It’s that time of the year! If you are in your last year of school, you are bound to be asked the following question, every day from now until the end of the year – “what are you doing once you leave school?”
The transition from high school to higher education, vocational training or work is a significant milestone in every young person’s life. It is a period filled with excitement, curiosity, and, for many, uncertainty. It marks a pivotal moment where one must decide from a myriad of options – “what will be my future direction?”
I remember the dread of being asked this very question and giving a rather dull answer, which involved “I’m not sure”, or ‘falling back on the family trade’ to at least provide some sort of conversational stimulant!
It was on the last day of university enrolments that I submitted my form with great hesitancy. First semester in, I was ready to chuck in the towel, however I decided to keep at it, and four years later I got the fancy piece of paper and today I can say I have no regrets.

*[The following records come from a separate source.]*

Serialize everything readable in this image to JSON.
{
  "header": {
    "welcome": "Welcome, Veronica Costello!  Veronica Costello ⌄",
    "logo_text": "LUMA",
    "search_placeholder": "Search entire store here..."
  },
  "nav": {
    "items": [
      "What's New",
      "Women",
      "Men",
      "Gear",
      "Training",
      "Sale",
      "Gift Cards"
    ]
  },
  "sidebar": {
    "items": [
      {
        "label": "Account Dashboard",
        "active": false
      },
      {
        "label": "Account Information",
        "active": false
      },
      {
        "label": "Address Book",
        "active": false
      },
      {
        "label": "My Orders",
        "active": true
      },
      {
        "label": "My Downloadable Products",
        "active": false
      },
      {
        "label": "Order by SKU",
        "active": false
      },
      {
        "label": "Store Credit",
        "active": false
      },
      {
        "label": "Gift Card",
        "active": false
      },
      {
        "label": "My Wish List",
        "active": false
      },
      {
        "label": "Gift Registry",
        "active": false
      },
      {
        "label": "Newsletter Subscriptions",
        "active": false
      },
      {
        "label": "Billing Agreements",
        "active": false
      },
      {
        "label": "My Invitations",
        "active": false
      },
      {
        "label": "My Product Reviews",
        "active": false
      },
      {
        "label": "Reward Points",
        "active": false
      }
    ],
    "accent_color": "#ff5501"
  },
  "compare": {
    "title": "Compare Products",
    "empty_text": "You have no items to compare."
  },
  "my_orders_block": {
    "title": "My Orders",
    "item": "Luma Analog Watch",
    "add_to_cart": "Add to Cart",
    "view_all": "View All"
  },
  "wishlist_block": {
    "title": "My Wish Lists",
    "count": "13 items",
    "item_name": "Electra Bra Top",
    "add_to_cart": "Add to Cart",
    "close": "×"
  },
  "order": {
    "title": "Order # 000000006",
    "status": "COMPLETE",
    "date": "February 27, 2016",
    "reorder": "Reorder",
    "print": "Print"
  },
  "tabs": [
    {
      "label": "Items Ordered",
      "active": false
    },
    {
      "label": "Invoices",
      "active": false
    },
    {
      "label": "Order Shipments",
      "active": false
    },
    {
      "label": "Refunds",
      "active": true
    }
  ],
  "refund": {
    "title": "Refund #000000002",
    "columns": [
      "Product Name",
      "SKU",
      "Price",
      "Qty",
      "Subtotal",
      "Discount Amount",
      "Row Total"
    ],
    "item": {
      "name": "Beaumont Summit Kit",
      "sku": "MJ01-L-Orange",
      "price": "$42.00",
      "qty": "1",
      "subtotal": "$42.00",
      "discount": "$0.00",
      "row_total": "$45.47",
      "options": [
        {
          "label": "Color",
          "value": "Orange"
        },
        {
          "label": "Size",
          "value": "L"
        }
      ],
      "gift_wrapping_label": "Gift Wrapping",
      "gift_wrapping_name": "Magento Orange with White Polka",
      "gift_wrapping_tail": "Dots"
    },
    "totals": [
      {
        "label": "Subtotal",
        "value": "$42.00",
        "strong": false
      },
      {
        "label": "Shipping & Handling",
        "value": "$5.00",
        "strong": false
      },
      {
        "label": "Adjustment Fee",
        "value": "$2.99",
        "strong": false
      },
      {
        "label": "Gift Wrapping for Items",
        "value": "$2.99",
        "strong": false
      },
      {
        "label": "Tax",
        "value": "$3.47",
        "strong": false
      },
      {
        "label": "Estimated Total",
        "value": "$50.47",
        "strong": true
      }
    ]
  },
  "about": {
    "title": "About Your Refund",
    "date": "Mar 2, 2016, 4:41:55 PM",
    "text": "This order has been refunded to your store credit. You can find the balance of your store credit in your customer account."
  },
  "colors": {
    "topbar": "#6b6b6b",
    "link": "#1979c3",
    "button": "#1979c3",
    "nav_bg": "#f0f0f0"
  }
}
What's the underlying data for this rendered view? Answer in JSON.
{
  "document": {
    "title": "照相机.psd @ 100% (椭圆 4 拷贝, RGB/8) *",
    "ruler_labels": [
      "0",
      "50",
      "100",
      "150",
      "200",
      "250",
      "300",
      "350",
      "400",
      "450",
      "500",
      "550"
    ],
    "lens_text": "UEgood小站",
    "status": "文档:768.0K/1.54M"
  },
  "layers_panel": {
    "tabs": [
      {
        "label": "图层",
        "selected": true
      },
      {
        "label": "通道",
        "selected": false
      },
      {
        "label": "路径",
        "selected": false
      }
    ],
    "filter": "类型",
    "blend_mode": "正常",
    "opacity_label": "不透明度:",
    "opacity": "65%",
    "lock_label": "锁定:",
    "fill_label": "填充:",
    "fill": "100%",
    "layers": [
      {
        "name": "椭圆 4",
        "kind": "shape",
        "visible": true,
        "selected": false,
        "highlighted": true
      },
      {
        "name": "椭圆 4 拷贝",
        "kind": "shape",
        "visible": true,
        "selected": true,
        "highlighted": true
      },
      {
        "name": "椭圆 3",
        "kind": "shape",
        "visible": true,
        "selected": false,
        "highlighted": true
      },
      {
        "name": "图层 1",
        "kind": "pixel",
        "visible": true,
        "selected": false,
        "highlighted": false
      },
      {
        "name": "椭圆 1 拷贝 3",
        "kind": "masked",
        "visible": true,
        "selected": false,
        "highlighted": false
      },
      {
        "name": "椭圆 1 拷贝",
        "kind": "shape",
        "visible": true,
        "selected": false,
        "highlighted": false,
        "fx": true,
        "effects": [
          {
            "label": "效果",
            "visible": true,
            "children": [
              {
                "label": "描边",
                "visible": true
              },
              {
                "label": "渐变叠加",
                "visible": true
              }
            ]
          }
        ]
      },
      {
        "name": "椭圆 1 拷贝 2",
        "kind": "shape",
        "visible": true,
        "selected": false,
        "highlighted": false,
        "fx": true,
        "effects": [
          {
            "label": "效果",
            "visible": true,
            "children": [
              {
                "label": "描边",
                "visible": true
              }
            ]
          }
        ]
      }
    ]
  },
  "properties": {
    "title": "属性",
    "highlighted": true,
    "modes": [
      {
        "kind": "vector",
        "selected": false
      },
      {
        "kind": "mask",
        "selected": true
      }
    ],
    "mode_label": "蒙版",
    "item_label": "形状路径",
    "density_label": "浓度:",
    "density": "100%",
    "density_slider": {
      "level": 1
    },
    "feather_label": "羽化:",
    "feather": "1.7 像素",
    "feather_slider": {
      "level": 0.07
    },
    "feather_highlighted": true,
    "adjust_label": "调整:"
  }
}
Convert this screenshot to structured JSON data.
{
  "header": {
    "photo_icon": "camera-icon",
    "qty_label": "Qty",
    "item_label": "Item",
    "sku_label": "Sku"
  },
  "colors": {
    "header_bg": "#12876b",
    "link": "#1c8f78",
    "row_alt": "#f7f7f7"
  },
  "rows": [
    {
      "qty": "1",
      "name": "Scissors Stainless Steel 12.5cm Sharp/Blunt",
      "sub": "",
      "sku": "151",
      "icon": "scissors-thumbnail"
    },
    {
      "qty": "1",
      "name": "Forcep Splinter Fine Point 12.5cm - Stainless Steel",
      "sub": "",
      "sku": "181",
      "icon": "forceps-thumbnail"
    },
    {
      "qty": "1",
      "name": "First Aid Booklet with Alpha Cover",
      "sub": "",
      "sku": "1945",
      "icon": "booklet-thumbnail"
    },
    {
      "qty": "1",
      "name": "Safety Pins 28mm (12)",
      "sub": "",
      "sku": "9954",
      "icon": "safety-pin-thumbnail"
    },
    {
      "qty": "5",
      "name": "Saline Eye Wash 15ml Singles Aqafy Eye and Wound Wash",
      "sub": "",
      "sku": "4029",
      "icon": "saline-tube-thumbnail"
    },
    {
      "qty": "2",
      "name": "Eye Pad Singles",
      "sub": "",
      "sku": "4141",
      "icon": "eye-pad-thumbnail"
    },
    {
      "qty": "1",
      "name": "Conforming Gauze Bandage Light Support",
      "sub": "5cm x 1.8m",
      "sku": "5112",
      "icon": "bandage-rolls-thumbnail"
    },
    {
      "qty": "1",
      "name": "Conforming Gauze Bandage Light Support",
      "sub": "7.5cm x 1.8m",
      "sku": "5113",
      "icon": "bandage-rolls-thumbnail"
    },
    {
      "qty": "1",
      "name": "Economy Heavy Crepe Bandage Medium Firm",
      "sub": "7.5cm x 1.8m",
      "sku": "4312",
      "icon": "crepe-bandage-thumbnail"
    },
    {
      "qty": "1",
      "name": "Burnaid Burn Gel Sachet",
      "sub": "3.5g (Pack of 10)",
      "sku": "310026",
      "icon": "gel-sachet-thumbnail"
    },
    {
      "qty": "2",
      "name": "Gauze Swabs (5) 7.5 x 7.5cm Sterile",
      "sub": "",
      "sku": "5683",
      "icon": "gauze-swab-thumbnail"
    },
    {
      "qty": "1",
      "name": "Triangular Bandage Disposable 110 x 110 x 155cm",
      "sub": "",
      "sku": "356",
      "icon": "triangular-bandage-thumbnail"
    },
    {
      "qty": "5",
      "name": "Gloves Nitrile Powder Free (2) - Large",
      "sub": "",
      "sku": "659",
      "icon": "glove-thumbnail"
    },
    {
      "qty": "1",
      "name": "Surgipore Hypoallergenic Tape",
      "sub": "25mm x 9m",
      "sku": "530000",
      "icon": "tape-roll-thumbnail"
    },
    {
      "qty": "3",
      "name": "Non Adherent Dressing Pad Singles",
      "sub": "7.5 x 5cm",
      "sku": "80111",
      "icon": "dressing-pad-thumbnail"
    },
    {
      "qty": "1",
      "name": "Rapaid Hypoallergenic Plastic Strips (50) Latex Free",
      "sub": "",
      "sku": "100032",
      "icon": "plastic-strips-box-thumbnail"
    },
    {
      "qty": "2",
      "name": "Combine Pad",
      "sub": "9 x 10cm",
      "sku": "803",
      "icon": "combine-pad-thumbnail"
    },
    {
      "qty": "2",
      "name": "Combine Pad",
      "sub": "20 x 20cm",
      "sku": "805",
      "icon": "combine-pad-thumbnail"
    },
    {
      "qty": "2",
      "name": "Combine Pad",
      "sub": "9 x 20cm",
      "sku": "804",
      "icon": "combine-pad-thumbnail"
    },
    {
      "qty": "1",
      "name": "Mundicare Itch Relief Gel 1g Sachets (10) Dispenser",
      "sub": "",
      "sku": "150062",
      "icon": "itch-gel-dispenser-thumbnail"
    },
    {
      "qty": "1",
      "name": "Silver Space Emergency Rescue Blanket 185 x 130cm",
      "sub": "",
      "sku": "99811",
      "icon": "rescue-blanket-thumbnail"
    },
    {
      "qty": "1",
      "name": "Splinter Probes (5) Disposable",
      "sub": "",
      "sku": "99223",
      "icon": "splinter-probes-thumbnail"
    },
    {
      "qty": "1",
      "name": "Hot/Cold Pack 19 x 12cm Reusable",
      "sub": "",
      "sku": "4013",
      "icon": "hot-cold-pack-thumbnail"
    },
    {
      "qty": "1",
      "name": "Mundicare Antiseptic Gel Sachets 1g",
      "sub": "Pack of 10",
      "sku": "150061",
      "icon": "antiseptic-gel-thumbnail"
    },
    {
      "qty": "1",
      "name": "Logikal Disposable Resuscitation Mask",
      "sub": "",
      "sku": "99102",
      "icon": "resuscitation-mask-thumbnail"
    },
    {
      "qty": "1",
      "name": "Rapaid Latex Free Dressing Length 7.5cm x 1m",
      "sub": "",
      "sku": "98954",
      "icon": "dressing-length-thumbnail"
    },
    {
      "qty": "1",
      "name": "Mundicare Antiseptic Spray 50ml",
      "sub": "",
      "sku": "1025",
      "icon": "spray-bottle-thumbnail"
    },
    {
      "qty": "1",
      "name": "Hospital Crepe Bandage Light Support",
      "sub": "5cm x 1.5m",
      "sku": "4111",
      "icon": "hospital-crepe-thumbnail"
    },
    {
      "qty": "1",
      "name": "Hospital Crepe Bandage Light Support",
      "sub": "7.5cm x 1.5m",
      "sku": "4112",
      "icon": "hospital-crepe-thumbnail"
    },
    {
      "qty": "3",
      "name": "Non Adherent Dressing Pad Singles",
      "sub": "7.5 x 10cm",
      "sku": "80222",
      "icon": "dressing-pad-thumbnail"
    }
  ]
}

As youth stand at this crossroads of possibilities, some may have a clear vision of their future, fueled by long-held passions and aspirations, whereas others may be in an overwhelmed state like my high schooling self. Empowering youth to make informed decisions about their study or work options is crucial to ensuring a fulfilling future.
One of the first steps in this journey is to recognise that one size does not fit all. Each individual possesses unique talents, interests, and aspirations. Therefore, young people should take the time to introspect and understand their passions, strengths, and long-term goals. Self-assessment tools, career counseling, and discussions with mentors or teachers can help gain clarity on preferences.
Furthermore, exploring various study options is essential in making well-informed decisions. Higher education offers an array of choices, including traditional university degrees, online courses, and vocational training to prepare for a dynamic and ever-changing job market. While passion is vital, and I would suggest it should be a primary driver; it should also be balanced with a realistic outlook on the job prospects and potential career pathways in a chosen field.
However, it is reassuring to remember that selecting a study or work option does not have to be a lifelong commitment. One job or course may be a launchpad to a new opportunity or career field and many successful individuals have changed career paths or returned to education later in life. Flexibility and adaptability are key traits that can serve young people well throughout their post-school journeys.
Lastly, this piece would not be complete without a salutation to our unsung heroes – our teachers – who work with tremendous dedication to help nurture and develop the younger generation.